Count the lines below containing "title"; state the number only.

-*-*-

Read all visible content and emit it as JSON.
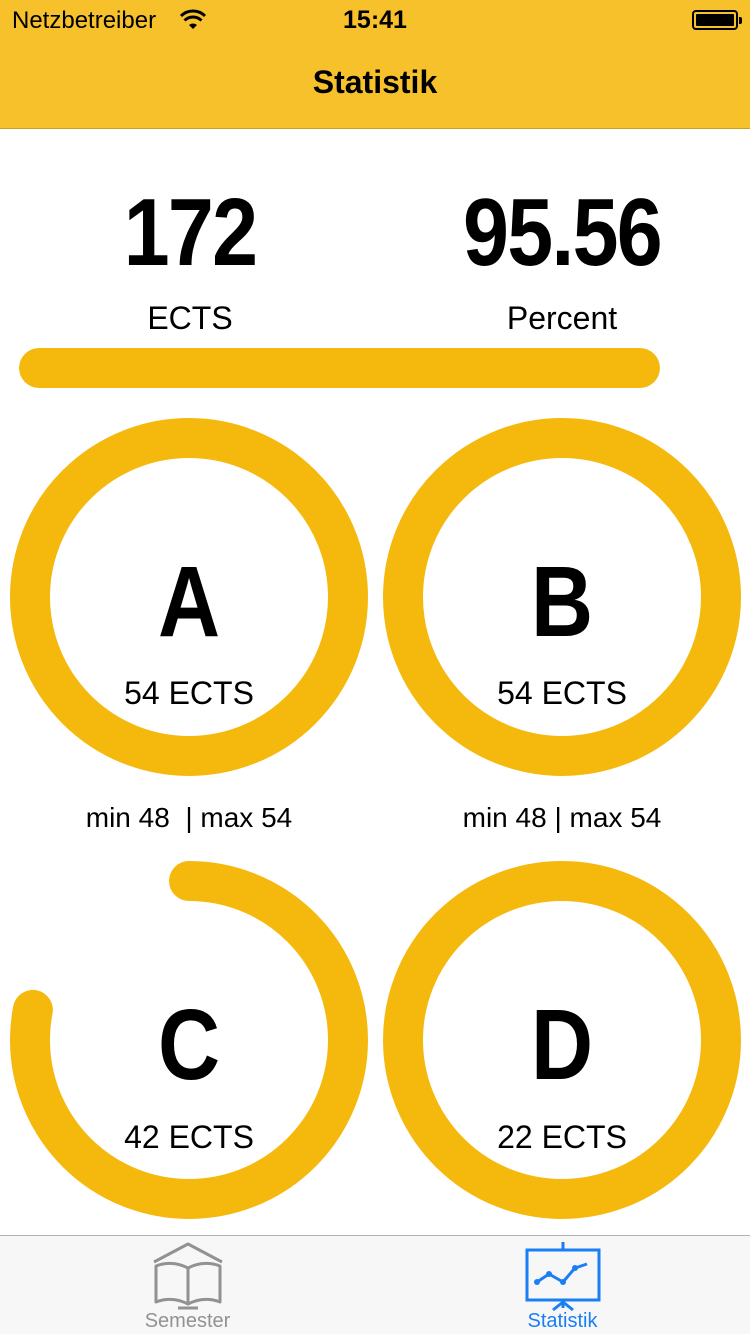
{
  "status_bar": {
    "carrier": "Netzbetreiber",
    "time": "15:41"
  },
  "nav": {
    "title": "Statistik"
  },
  "summary": {
    "ects_value": "172",
    "ects_label": "ECTS",
    "percent_value": "95.56",
    "percent_label": "Percent",
    "progress_fraction": 1.0
  },
  "rings": [
    {
      "letter": "A",
      "ects": "54 ECTS",
      "progress": 1.0,
      "minmax": "min 48  | max 54"
    },
    {
      "letter": "B",
      "ects": "54 ECTS",
      "progress": 1.0,
      "minmax": "min 48 | max 54"
    },
    {
      "letter": "C",
      "ects": "42 ECTS",
      "progress": 0.78
    },
    {
      "letter": "D",
      "ects": "22 ECTS",
      "progress": 1.0
    }
  ],
  "tabs": [
    {
      "label": "Semester",
      "icon": "book-icon",
      "selected": false
    },
    {
      "label": "Statistik",
      "icon": "chart-board-icon",
      "selected": true
    }
  ],
  "colors": {
    "accent": "#f5b80d",
    "bar_yellow": "#f7c12c",
    "tab_selected": "#1a7ff5",
    "tab_inactive": "#929292"
  }
}
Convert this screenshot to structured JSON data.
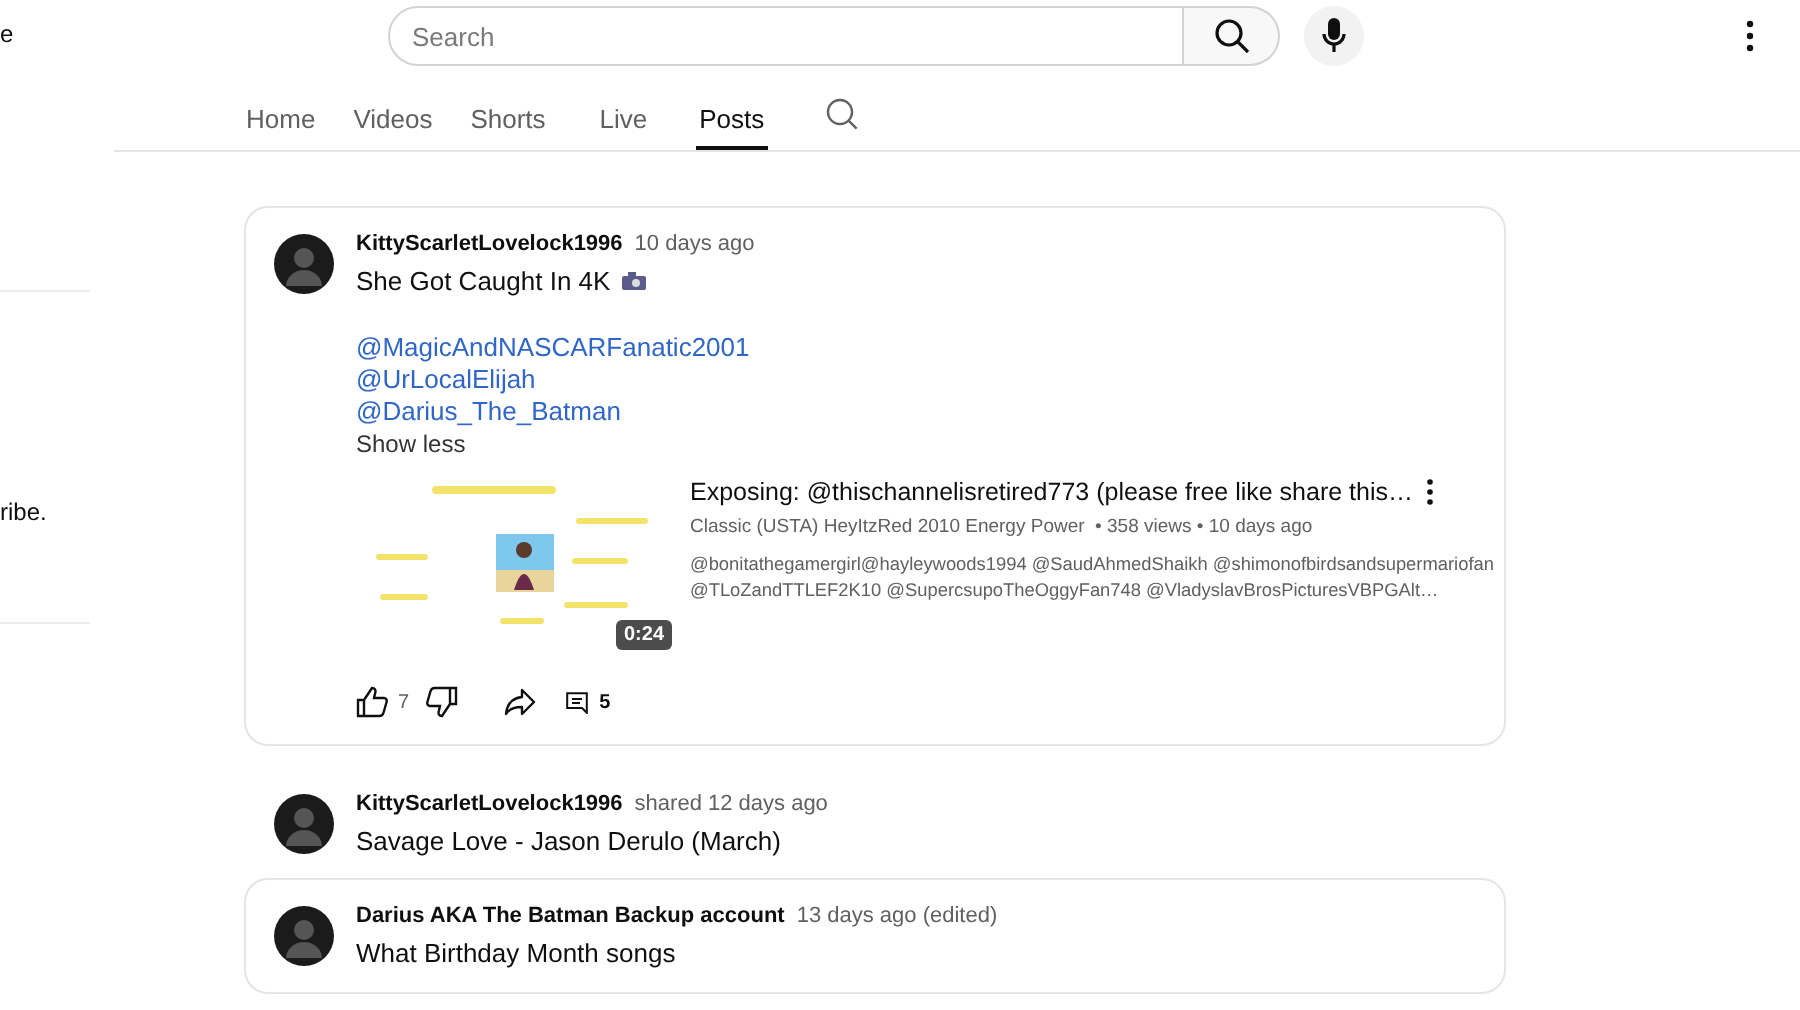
{
  "sidebar_fragments": [
    {
      "text": "e"
    },
    {
      "text": "ribe."
    }
  ],
  "search": {
    "placeholder": "Search"
  },
  "tabs": [
    {
      "label": "Home",
      "selected": false
    },
    {
      "label": "Videos",
      "selected": false
    },
    {
      "label": "Shorts",
      "selected": false
    },
    {
      "label": "Live",
      "selected": false
    },
    {
      "label": "Posts",
      "selected": true
    }
  ],
  "posts": [
    {
      "framed": true,
      "author": "KittyScarletLovelock1996",
      "time": "10 days ago",
      "title": "She Got Caught In 4K",
      "mentions": [
        "@MagicAndNASCARFanatic2001",
        "@UrLocalElijah",
        "@Darius_The_Batman"
      ],
      "toggle": "Show less",
      "video": {
        "duration": "0:24",
        "title": "Exposing: @thischannelisretired773 (please free like share this…",
        "meta": "Classic (USTA) HeyItzRed 2010 Energy Power  • 358 views • 10 days ago",
        "description": [
          "@bonitathegamergirl@hayleywoods1994 @SaudAhmedShaikh @shimonofbirdsandsupermariofan",
          "@TLoZandTTLEF2K10 @SupercsupoTheOggyFan748 @VladyslavBrosPicturesVBPGAlt…"
        ]
      },
      "likes": "7",
      "comments": "5"
    },
    {
      "framed": false,
      "author": "KittyScarletLovelock1996",
      "time": "shared 12 days ago",
      "title": "Savage Love - Jason Derulo (March)"
    },
    {
      "framed": true,
      "author": "Darius AKA The Batman Backup account",
      "time": "13 days ago (edited)",
      "title": "What Birthday Month songs"
    }
  ]
}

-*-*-

> [ANSWER AREA]: 5